Researchers do not yet fully understand all of the interactions that occur between HIV medications and other drugs, and recommendations tend to change over time as new evidence becomes available. However, it is known that the interaction between some HIV medications and recreational drugs can cause serious complications.
Interaction of one drug with another drug can increase its level in the bloodstream and even lead to overdose.
This kind of risk is greatest when the recreational drug and the HIV medication is processed in the same way by the body, especially in the liver.
The risk of drug interaction is greater in the first few weeks or months of taking HIV medication, when the body is adjusting to processing the drugs. Taking a recreational drug at this time could be associated with additional risks.
Both steroids and the protease inhibitors used as an HIV treatment can raise the level of low-density lipoprotein (LDL) or bad cholesterol in the blood and individuals who are taking both of these require close monitoring, particularly if they are at risk of heart disease.
Corticosteroids, which are prescribed for a wide range of conditions, can also interact with protease inhibitors.
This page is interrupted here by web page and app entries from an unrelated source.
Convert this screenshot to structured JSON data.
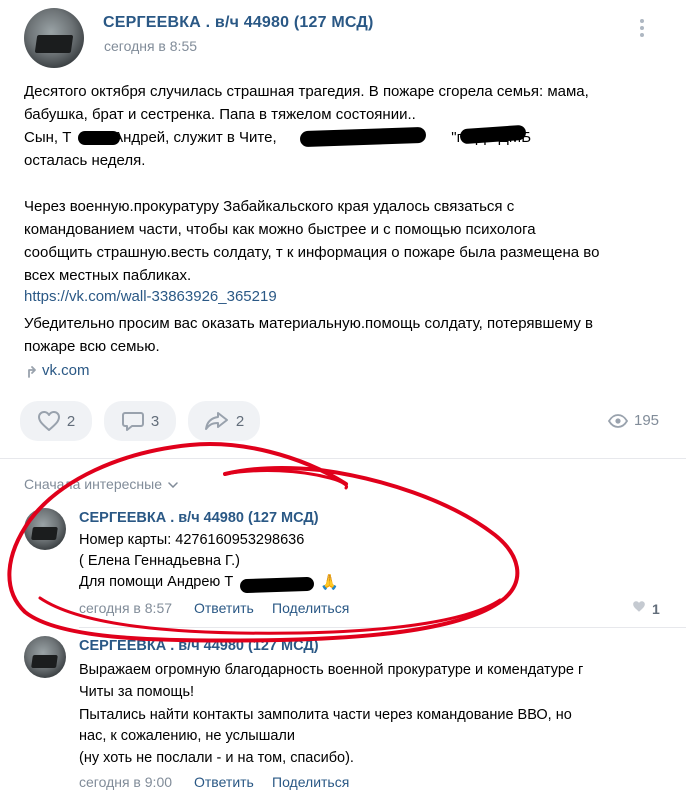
{
  "post": {
    "author": "СЕРГЕЕВКА . в/ч 44980 (127 МСД)",
    "time": "сегодня в 8:55",
    "menu_icon": "more-vertical-icon",
    "lines": [
      "Десятого октября случилась страшная трагедия. В пожаре сгорела семья: мама,",
      "бабушка, брат и сестренка. Папа в тяжелом состоянии..",
      "Сын, Т          Андрей, служит в Чите,                        в/               \"г\". До ДМБ",
      "осталась неделя.",
      "Через военную.прокуратуру Забайкальского края удалось связаться с",
      "командованием части, чтобы как можно быстрее и с помощью психолога",
      "сообщить страшную.весть солдату, т к информация о пожаре была размещена во",
      "всех местных пабликах.",
      "Убедительно просим вас оказать материальную.помощь солдату, потерявшему в",
      "пожаре всю семью."
    ],
    "wall_link": "https://vk.com/wall-33863926_365219",
    "attachment_link": "vk.com",
    "likes": "2",
    "comments": "3",
    "shares": "2",
    "views": "195"
  },
  "comments": {
    "sort_label": "Сначала интересные",
    "items": [
      {
        "author": "СЕРГЕЕВКА . в/ч 44980 (127 МСД)",
        "lines": [
          "Номер карты: 4276160953298636",
          "( Елена Геннадьевна Г.)",
          "Для помощи Андрею Т"
        ],
        "emoji": "🙏",
        "time": "сегодня в 8:57",
        "reply": "Ответить",
        "share": "Поделиться",
        "likes": "1"
      },
      {
        "author": "СЕРГЕЕВКА . в/ч 44980 (127 МСД)",
        "lines": [
          "Выражаем огромную благодарность военной прокуратуре и комендатуре г",
          "Читы за помощь!",
          "Пытались найти контакты замполита части через командование ВВО, но",
          "нас, к сожалению, не услышали",
          "(ну хоть не послали - и на том, спасибо)."
        ],
        "time": "сегодня в 9:00",
        "reply": "Ответить",
        "share": "Поделиться"
      }
    ]
  },
  "colors": {
    "link": "#2a5885",
    "muted": "#818c99",
    "pill_bg": "#f0f2f5",
    "annotation_red": "#e0001b"
  }
}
The protease inhibitor may increase the amount of corticosteroid in the body, which can raise the likelihood of experiencing adverse side effects.
Anabolic Steroids and HIV Risk
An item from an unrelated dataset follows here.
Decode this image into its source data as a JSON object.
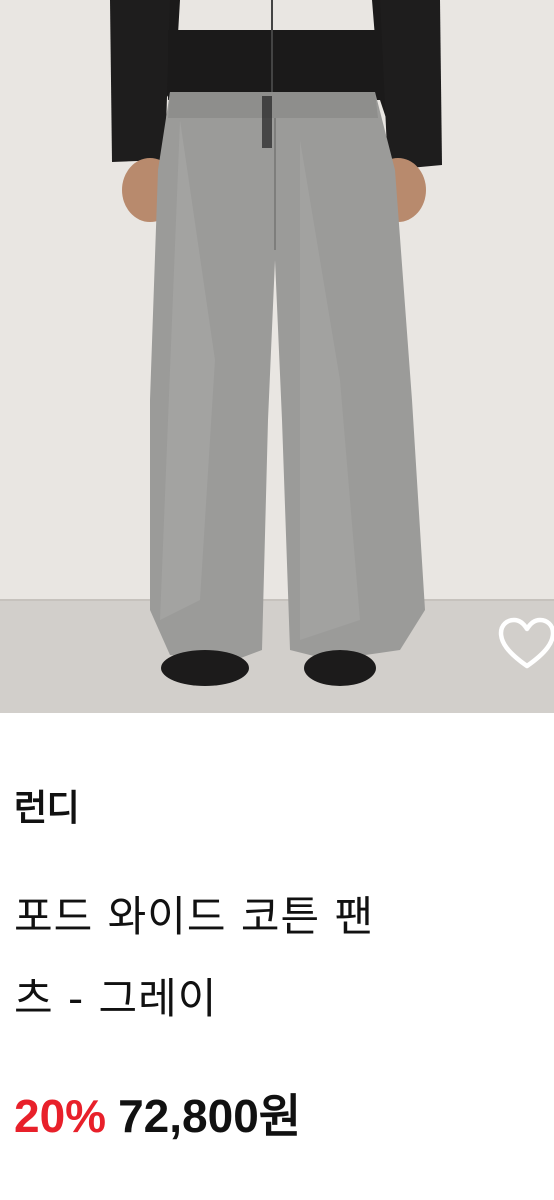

A recent study published in BMJ Open by Public Health England (PHE) showed that men who take anabolic steroids are at an increased risk of HIV transmission.
PHE researchers surveyed almost 400 men who used anabolic steroids and found that 1 in 65 of them had HIV.
Overall, one in ten of the men had been infected with atleast one of the blood-borne viruses - hepatitis B, hepatitis C, and HIV, suggesting a high transmission rate among this group.
PHE expert, Vivian Hope who specializes in infections among injectable drug users says the study suggests that there has been an increase in the HIV infection and hepatitis since the 1990s among men who use these body- and performance-enhancing drugs.
Also from the PHE agency, expert on injected drug use, Dr Fortune Ncube says: “These findings suggest we must maintain and strengthen public health interventions focused on reducing injection-related risk behaviours to prevent HIV and hepatitis infections in this group.
This includes ensuring those providing voluntary confidential testing services and care related to HIV and hepatitis are alert to the risks associated with image and performance enhancing drug use.”
In addition, co-author Jim McVeigh of the Public Health at Liverpool John Moores University says that “injectors of anabolic steroids and associated drugs are now the biggest client group at many needle and syringe programmes in the UK.
This research shows that anyone who injects drugs is at risk of HIV and other blood borne viruses, regardless of their substance of choice.”
He recommends that all health services as well as the people who use drug are informed of this risk and states that the development of appropriate prevention strategies is essential.